In all professional sports, clubs or individuals will constantly be seeking even the slightest of margins to gain any advantage over their competitors. From advances in nutrition and fitness levels to the continued development of analytics in professional sports, competition is often decided by the smallest of factors. In soccer, this could be a slightly higher passing accuracy; in baseball, a slightly higher on base percentage; in athletics, a few hundredths of a second on a 100m sprint.
Sport is a uniquely analyzed industry, too. In no other field is the consumer - i.e. the fan - as dedicated to analysis and scrutiny regarding the industry’s product as the industry itself. The dedicated fan - thanks to the rise of popular data analytics in sport - leaves no stone unturned and will debate metrics, analyses, key decisions and even a sports team’s injury prevention strategy. Essentially, sport is analyzed from all angles, but the demand for data is by no means as great as the supply. The challenge for coaches and analytics teams across sports, over the next few years, will be in determining the appropriate KPIs, and focusing on the metrics that actually give their teams a better chance of winning.
But for all the analysis and work done by sports institutions to find that extra 1%, the age-old adage that winning teams will continue to win continues to hold truth.

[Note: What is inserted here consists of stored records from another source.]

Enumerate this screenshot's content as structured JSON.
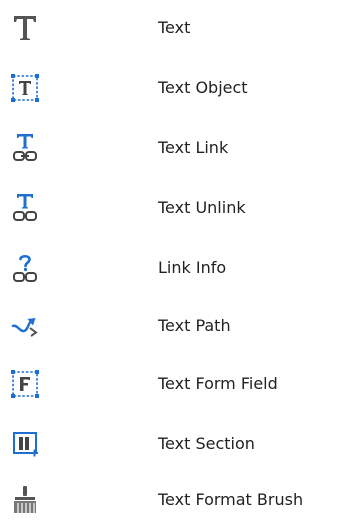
{
  "accent_color": "#1f6fd1",
  "icon_gray": "#555555",
  "tools": [
    {
      "label": "Text",
      "icon": "text-icon"
    },
    {
      "label": "Text Object",
      "icon": "text-object-icon"
    },
    {
      "label": "Text Link",
      "icon": "text-link-icon"
    },
    {
      "label": "Text Unlink",
      "icon": "text-unlink-icon"
    },
    {
      "label": "Link Info",
      "icon": "link-info-icon"
    },
    {
      "label": "Text Path",
      "icon": "text-path-icon"
    },
    {
      "label": "Text Form Field",
      "icon": "text-form-field-icon"
    },
    {
      "label": "Text Section",
      "icon": "text-section-icon"
    },
    {
      "label": "Text Format Brush",
      "icon": "text-format-brush-icon"
    }
  ]
}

Why should the New England Patriots consistently dominate the eastern division? Or the likes of Rafael Nadal, Novak Djokovic and Andy Murray continue to reach finals of the world’s most prestigious tennis tournaments? Or, more recently, why should Leicester City manage to avoid a collapse throughout a Premier League season, rolling from game to game with enough momentum to potentially see them lift the title with original odds of 5000/1? A report from June 2014 looked to find the relationship between former and future success, analyzing one of the least quantifiable metrics of in-game performance: confidence. Outside of talent, finances and tactics, confidence was shown to have a significant effect on future performance; as the old saying goes, ‘nothing succeeds like success.’
Swedish researchers Olof Rosenqvist and Oskar Nordstrom Skans looked at professional golf - arguably the most cognitive, individual sport played the world over - to assess the impact of confidence on future achievement. They took data from golfing tournaments where around 140 golfers would compete to make ‘the cut’ - only around 65 would proceed to the next round. To adjudge the effect of making ‘the cut’ on a golfers confidence, the researchers focused on those deemed to be of more or less equal talent, where one barely made ’the cut’ and one just missed out. I.e., the 65th and 66th best performers in the initial stages.
The golfer that scraped through would go on to win at least some prize money, and the golfer who missed out would go home without financial reward. Statistical analysis found that those given the confidence-boost of making ‘the cut’ were about three percentage points more likely to see continued success at future competitions; Rosenqvist and Nordstrom Skans declared this a ‘fairly substantial effect.’ Interestingly, the effect was more evident when the future events offered more prize money and, with that, more pressure. The researchers came to the conclusion that, though in many ways a nebulous attribute, the confidence garnered from victory better places a golfer to deal with pressurized situations and, in turn, find future success.
One would expect the negative effect of losing to be just as high as the positive effect of winning and, indeed, confidence affects every sportsperson differently. Confidence is also, by definition, not something that can be planned for. It is a by-product rather than a strategy, but its effect on performance shouldn’t be underestimated. No sports analytics team will focus energy on the confidence of their athlete(s) - it is difficult to define and even more difficult to manufacture - but next time a team like Leicester City win five straight Premier League games, consider the effect of aplomb on their remarkable over-achievement.